She still honored her wish to explore other aspects of her life during the fall 2021 semester. Migliaccio served as a teacher’s aide, aptly teaching public speaking following her work as a reporter over the summer, and dived deeply into journal articles. She began her studies with a research proposal on the intertwinement of athlete burnout, motivation, and coach communication.
An emphasis point was in self-determination theory. After explaining the concept in-depth, the 22-year-old distilled it down as if Migliaccio explained it to the students she TA’d for. Athletes, her readings noted, are intrinsically (internally) and extrinsically (externally) motivated. Intrinsics love the challenges in front of them and find it rewarding to overcome them.

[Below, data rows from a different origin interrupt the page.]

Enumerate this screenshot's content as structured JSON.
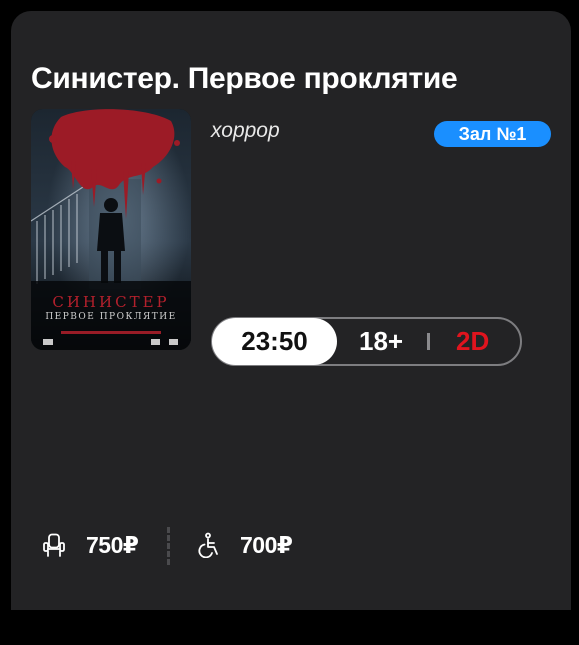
{
  "movie": {
    "title": "Синистер. Первое проклятие",
    "genre": "хоррор",
    "hall": "Зал №1",
    "poster": {
      "title": "СИНИСТЕР",
      "subtitle": "ПЕРВОЕ ПРОКЛЯТИЕ"
    }
  },
  "session": {
    "time": "23:50",
    "age_rating": "18+",
    "format": "2D"
  },
  "prices": [
    {
      "icon": "seat-icon",
      "value": "750₽"
    },
    {
      "icon": "wheelchair-icon",
      "value": "700₽"
    }
  ],
  "colors": {
    "card_background": "#232325",
    "page_background": "#000000",
    "hall_badge": "#1a8fff",
    "format_accent": "#e0141e",
    "session_time_bg": "#ffffff"
  }
}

Extrinsics feel a need to prove themselves and derive their worth from their success.
"That was eye-opening for me [understanding intrinsic/extrinsic motivation] because it sort of made sense,” Migliaccio said. “I could feel that I was doing that if I didn't have a good round, I was pretty hard on myself. If I had a great round, I was so happy and felt on top of the world. It was really nice to be able to read that and reflect in my own game.”
She now drops such cliché lines as understanding that everyone has bad days, and taking them with the good ones. Her matured perspective also evolved with her time covering golf. The professionals Migliaccio reported on for Golf Channel highlighted an emphasis on course management. Her favorite moment was covering the Darius Rucker Intercollegiate, where she interviewed the very coaches who didn't initially recognize her in a purple jacket.
“It was really cool,” Migliaccio explained, “It was also funny because I interviewed my coach and friends and having to pretend I don’t know them and act like it was a very official interview was very funny.”
Amongst all of that, she still practiced for about two hours a day at Wake Forest. As an employee in the athletic department, she had access to the facilities, but with a far more toned down schedule than than the six-hour grind she was accustomed to as an undergraduate.
But her efforts from her experiences and lessons from her master's work gave her the time to explore the other side of a student-athlete she told the Wake Forest coaching staff she needed. That journey led her to discover that she still loved golf and wanted to use her Covid-19 granted extension to return.
“Taking that break from competitive golf was a helpful reminder telling me that you really love this sport,” Migliaccio said. “Being a teacher's assistant is super nice. I'd definitely rather travel around the country and play a bunch of great golf courses.”
That return doesn't include reconsidering the possibility of turning professional. While mentally, the 16-time amateur winner's wrestled with that possibility as she works on adjusting her club path from being too far to the right and overdrawing it, she reminds herself that perspective comes from wearing rosy colored lenses at the thought.
“You don’t really remember the difficulty,” Migliaccio said, “The grind of every day. You don't recall getting on the golf course and shooting three over, and you're like, ok, I’m going to stick with what I’m doing right now.”
Dreams that once involved professionally playing now shift to funneling her love of the game in another direction. Instead of seeing herself hoisting trophies, she wants to be asking the winner's about their success and down the road, being on the other side of the podium at Augusta National.
“Just the things that Augusta National has done for women, these recent years and putting on ANWA and having such an incredible tournament, I would love to be able to do that and to try to do what I can as a reporter to elevate the young women, the young girls playing, and sort of elevate the tournament.
"Maybe we can manifest that."